If all the animal species are broken up into groups, the light
blue section includes insects, and the rest of the
circle colors represent every other animal on Earth!
Bacteria outnumber us by orders of magnitude more than insects do; they live everywhere, in every environment. They have been found in 0.5 million year-old permafrost as well as 40 miles up in the atmosphere. There are approximately 100 million to 1 billion bacteria in every teaspoon of dirt, so in total there are currently 5 x1030 bacteria carrying out their daily routines. That means there are about 5 x 1019 living bacteria (that is 50,000,000,000,000,000,000) for every person who has EVER LIVED. Another way of visualizing this might be to imagine that each bacterium is a penny being stacked. The column would be a trillion light years high. That’s about five times the diameter of the observable universe.
Nanobacteria are still controversial, the 0.2 µm diameter is
close to the smallest size that could still hold DNA.
For comparison, the white line in panel A is 1 µm long,
and in Panel C the line is just 0.1 µm.
While the redwoods might be slightly taller than the sequoias,
the mass of the sequoias is much greater because the
trunks have such a large diameter.
On a smaller scale, the difference in size between bacteria and nucleated cells (eukaryotic cells) is still pretty stunning. A single macrophage cell of your immune system can ingest more than 100 bacteria without flinching, and macrophages are nowhere near the biggest eukaryotic cells. These different sizes demand some distinctions in how cells conduct their business; for example, how they move molecules into and within themselves.
A macrophage reaching out and ingesting bacteria.
The bacteria are the small, connected rods.
The cytoskeleton of the eukaryotic cell stretch out like fibers.
They help it move, can convey molecules from place to place,
and holds the cells shape.
Unfortunately, bacteria only have diffusion to move molecules around their insides. This makes things doubly hard on them because bacteria have limited access to resources; most often they meet up with few molecules that are important to them (being a small cell in a big environment). Therefore, they need to get as many of these resources into their cell as possible and move throughout their entire volume quickly.
Diffusion is the movement of from where there are
many to where there are few. If it is water
molecules that are moving, then call it osmosis.
There is also the mixing rate; this refers to the time it takes for a molecule that enters the cell to have an equal probability of being found in any part of the cell. A 1µm (1/1,000,000 of a meter) bacterium has a mixing time of roughly 1 millisecond. But since the volume increases by a factor of eight as the size doubles, it would not take much growth for the mixing time to become problematic if a cell was to rely on diffusion alone.

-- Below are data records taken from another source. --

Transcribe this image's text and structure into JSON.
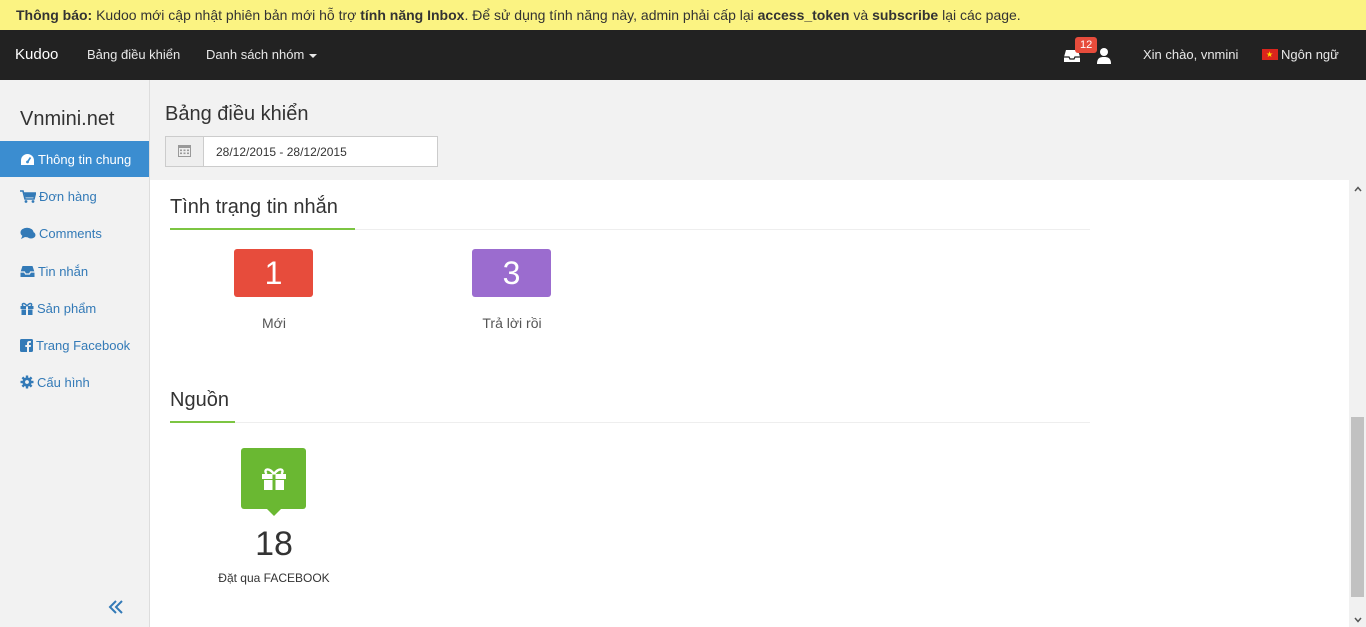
{
  "notice": {
    "label": "Thông báo:",
    "part1": " Kudoo mới cập nhật phiên bản mới hỗ trợ ",
    "feature": "tính năng Inbox",
    "part2": ". Để sử dụng tính năng này, admin phải cấp lại ",
    "token": "access_token",
    "and": " và ",
    "subscribe": "subscribe",
    "part3": " lại các page."
  },
  "navbar": {
    "brand": "Kudoo",
    "dashboard": "Bảng điều khiển",
    "groups": "Danh sách nhóm",
    "inbox_badge": "12",
    "greeting": "Xin chào, vnmini",
    "language": "Ngôn ngữ"
  },
  "sidebar": {
    "site_name": "Vnmini.net",
    "items": [
      {
        "label": "Thông tin chung",
        "icon": "dashboard-icon"
      },
      {
        "label": "Đơn hàng",
        "icon": "cart-icon"
      },
      {
        "label": "Comments",
        "icon": "comments-icon"
      },
      {
        "label": "Tin nhắn",
        "icon": "inbox-icon"
      },
      {
        "label": "Sản phẩm",
        "icon": "gift-icon"
      },
      {
        "label": "Trang Facebook",
        "icon": "facebook-icon"
      },
      {
        "label": "Cấu hình",
        "icon": "gear-icon"
      }
    ],
    "collapse": "«"
  },
  "main": {
    "title": "Bảng điều khiển",
    "date_range": "28/12/2015 - 28/12/2015"
  },
  "messages": {
    "title": "Tình trạng tin nhắn",
    "new_count": "1",
    "new_label": "Mới",
    "new_color": "#e74c3c",
    "replied_count": "3",
    "replied_label": "Trả lời rồi",
    "replied_color": "#9b6ccf"
  },
  "sources": {
    "title": "Nguồn",
    "count": "18",
    "label": "Đặt qua FACEBOOK",
    "color": "#6ab832",
    "icon": "gift-icon"
  }
}
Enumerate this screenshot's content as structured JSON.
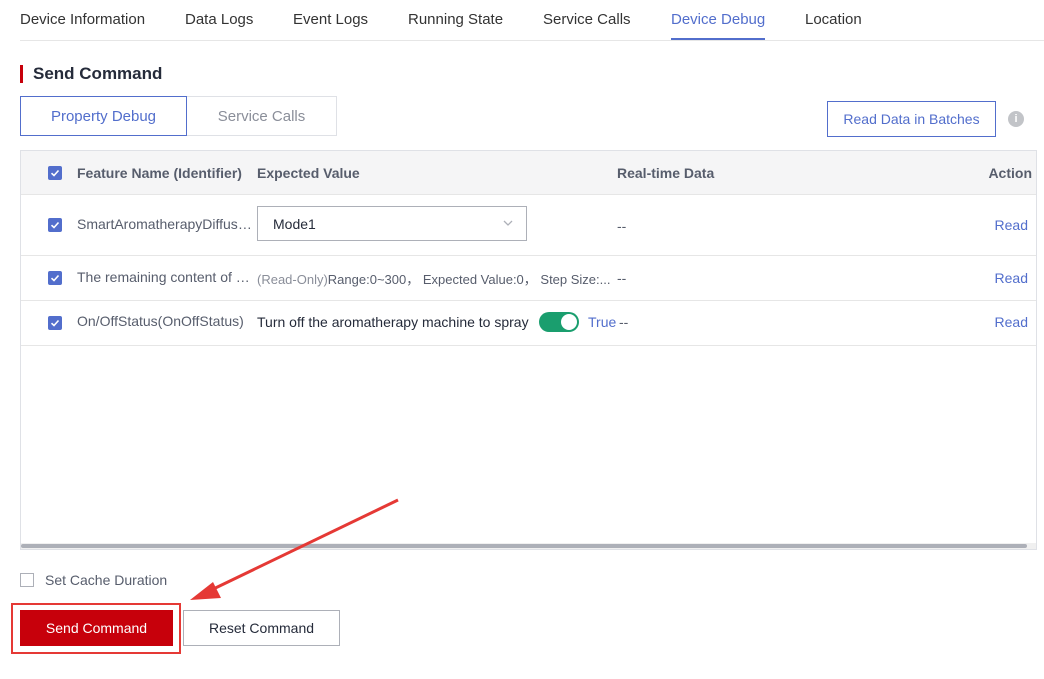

Finally, there is the issue of traffic time. Every reaction that takes place in a cell involves two or more molecules finding one another and then interacting. In both prokaryotic and eukaryotic cells there are some systems designed to help bring molecules together, but in the end, it is basically luck – they have to run into one another. The number of molecules can affect this time; say you want molecule A to meet molecule B. If the cell contained only one of each molecule, this could take a while, but if there are 1000A’s and 1000B’s, then the traffic time will be decreased considerably. For average sized bacteria, traffic times exist in the range of 1 second, but again, if they are much bigger, the chances of molecules meeting their partners goes down dramatically.
If the bacterium grows too big, the diffusion rate, mixing time, and traffic time can become too long to permit survival. Therefore, size limitations seem to be set for bacteria. However, some bacteria just have to be rule breakers. There are two excellent examples of bacteria that have evolved ways to overcome the diffusion problems associated with increased size, and we'll start to look at them next week.
Schulz, H., & Jørgensen, B. (2001). Big Bacteria Annual Review of Microbiology, 55 (1), 105-137 DOI: 10.1146/annurev.micro.55.1.105
For more information on numbers in nature, diffusion, and cytoskeleton, as well as web-based activities and experiments, go to:
Cell size and volume:
scaling in nature: